What to do if you encounter wildlife on the Base
If the wildlife is non-threatening, do not disturb it.
If you encounter any type of threatening wildlife during business hours contact Environmental Affairs at (760) 830-5728 / 5719 / 5720. After business hours contact the Desk Sgt at (760) 830-6310.
- Never feed coyotes. Feeding endangers everyone as it lures coyotes into neighborhoods.
- Keep unattended pets indoors or in an enclosed run, especially at night. Don't assume a fence will keep a coyote out of your yard.
- Don't run away or turn your back on a coyote.
- Do not allow a coyote to get between you and your child or pet.
- If you have a close encounter with a coyote, yell, clap your hands, blow a whistle, and try to make yourself appear larger.
- It is against the law to touch, harm, harass or collect a wild desert tortoise.
- Stay at least 10 feet away from any tortoise and keep dogs leashed at all times.
- Desert tortoises have been known to seek shelter under parked vehicles. If you park in the desert, look under your vehicle before you drive it.
- Don't dump or litter; desert tortoises can get tangled in trash and it also attracts predators that feed on the tortoises, their eggs, and hatchlings.
- If you see a tortoise in danger, slowly approach from the front, pick it up and take the animal about 100 feet and leave it in the shade. Do not carry the tortoise more than 18 inches above the ground and do not tilt or turn it over for any reason.
Giant Hairy Scorpion
- Giant desert hairy scorpions look much more dangerous to humans than they actually are.
- The scorpion is generally docile and will run from confrontation, but it will assume a defensive position and sting if it is cornered or provoked.
- Stings should be treated like a bee sting. Wash thoroughly with soap and water to clean the wound and apply a cold pack to reduce swelling and pain.
- Scorpions may enter homes under doors, through damaged window screening, and any cracks in the foundation while looking for water and shelter.
- If indoors, the scorpions may seek shelter during the day in shoes and folded clothes and blankets. Make sure to shake out any gear left outside overnight.
- Tarantulas are nocturnal and come out during the cooler and darker hours.
- Despite its reputation, this spider is docile, reclusive, and nearly harmless.
- The tarantula is not poisonous to humans, but its bite can be painful if provoked.
- The venom is usually no worse than a bee sting.
- If you are bit, wash the site with soap and water to minimize the chance of infection, apply a cool compress to induce numbness and reduce swelling, and stay alert for symptoms of an infection or allergic reaction
- Rattlesnakes may roam at any time of the day or night; if walking at night be sure to use a flashlight.

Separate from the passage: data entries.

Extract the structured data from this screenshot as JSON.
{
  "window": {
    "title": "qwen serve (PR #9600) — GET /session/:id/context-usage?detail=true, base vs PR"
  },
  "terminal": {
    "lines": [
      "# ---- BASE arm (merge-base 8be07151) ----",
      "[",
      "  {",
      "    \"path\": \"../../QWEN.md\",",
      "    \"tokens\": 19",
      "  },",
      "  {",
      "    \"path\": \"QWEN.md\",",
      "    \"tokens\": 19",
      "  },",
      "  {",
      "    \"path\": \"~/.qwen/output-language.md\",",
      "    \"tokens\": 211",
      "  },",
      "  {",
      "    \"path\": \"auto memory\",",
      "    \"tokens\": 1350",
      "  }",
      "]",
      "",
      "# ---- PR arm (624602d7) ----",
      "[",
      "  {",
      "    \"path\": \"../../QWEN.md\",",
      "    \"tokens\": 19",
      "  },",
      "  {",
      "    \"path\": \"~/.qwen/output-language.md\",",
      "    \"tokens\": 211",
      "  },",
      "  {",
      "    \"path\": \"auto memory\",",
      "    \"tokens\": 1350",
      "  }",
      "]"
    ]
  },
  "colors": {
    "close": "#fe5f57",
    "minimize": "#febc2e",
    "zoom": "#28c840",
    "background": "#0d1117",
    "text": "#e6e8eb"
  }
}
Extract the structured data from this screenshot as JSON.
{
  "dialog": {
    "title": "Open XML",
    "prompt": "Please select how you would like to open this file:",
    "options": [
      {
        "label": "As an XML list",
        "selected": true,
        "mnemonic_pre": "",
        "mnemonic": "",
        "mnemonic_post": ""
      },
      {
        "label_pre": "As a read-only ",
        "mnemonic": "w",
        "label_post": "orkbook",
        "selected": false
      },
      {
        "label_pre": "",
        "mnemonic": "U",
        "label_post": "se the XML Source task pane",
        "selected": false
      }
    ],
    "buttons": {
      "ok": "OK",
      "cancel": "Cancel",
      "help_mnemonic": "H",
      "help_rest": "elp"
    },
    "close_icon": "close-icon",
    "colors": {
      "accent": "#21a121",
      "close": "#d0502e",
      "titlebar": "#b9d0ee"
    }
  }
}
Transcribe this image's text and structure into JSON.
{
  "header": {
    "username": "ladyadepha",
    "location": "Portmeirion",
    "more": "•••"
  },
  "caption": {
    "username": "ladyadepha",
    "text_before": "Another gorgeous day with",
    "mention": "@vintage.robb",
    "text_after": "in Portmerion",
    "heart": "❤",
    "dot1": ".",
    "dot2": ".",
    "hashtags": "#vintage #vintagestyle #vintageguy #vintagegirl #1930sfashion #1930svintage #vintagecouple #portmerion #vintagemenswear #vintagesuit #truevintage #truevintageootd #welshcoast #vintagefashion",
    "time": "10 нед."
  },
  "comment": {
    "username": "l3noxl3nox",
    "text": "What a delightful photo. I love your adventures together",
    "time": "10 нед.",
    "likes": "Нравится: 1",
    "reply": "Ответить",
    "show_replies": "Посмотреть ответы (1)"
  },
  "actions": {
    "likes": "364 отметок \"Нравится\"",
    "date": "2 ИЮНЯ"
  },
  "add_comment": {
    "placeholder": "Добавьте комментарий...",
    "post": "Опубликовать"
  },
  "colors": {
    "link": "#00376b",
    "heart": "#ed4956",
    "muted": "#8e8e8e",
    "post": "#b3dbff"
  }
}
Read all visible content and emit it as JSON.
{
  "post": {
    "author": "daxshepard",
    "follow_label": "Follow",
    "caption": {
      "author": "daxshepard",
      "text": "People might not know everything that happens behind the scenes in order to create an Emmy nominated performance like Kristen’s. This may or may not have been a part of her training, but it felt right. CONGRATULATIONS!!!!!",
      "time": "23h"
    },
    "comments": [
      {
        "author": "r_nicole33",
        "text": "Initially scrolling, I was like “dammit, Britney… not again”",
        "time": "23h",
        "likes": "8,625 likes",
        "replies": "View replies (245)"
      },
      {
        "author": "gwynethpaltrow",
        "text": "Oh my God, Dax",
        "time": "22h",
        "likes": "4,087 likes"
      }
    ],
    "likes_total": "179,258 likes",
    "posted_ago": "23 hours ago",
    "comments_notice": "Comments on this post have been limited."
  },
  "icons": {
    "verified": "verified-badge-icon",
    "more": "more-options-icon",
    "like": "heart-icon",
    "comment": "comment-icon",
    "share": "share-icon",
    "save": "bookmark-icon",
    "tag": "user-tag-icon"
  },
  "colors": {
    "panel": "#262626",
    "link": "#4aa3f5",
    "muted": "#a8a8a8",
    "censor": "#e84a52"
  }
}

- When walking through wild areas, wear over the ankle hiking boots, thick socks and loose fitting pants. Never go barefoot or wear sandals in the wild.
- When hiking, stick to well-used trails if possible. Avoid tall grass, weeds, and heavy underbrush where snakes may hide during the day.
- Rattlesnakes will not attack, but if disturbed or cornered, they will defend themselves. Reasonable watchfulness should be sufficient to avoid snakebite.
- About 25 percent of bites are "dry," meaning no venom was injected, but the bites still require medical attention.
- If bitten by a rattlesnake the California Poison Control advises:
- Stay calm.
- Wash the bite area gently with soap and water.
- Remove watches, rings, etc. which may constrict swelling.
- Immobilize the affected area.
- Transport safely to the nearest medical facility.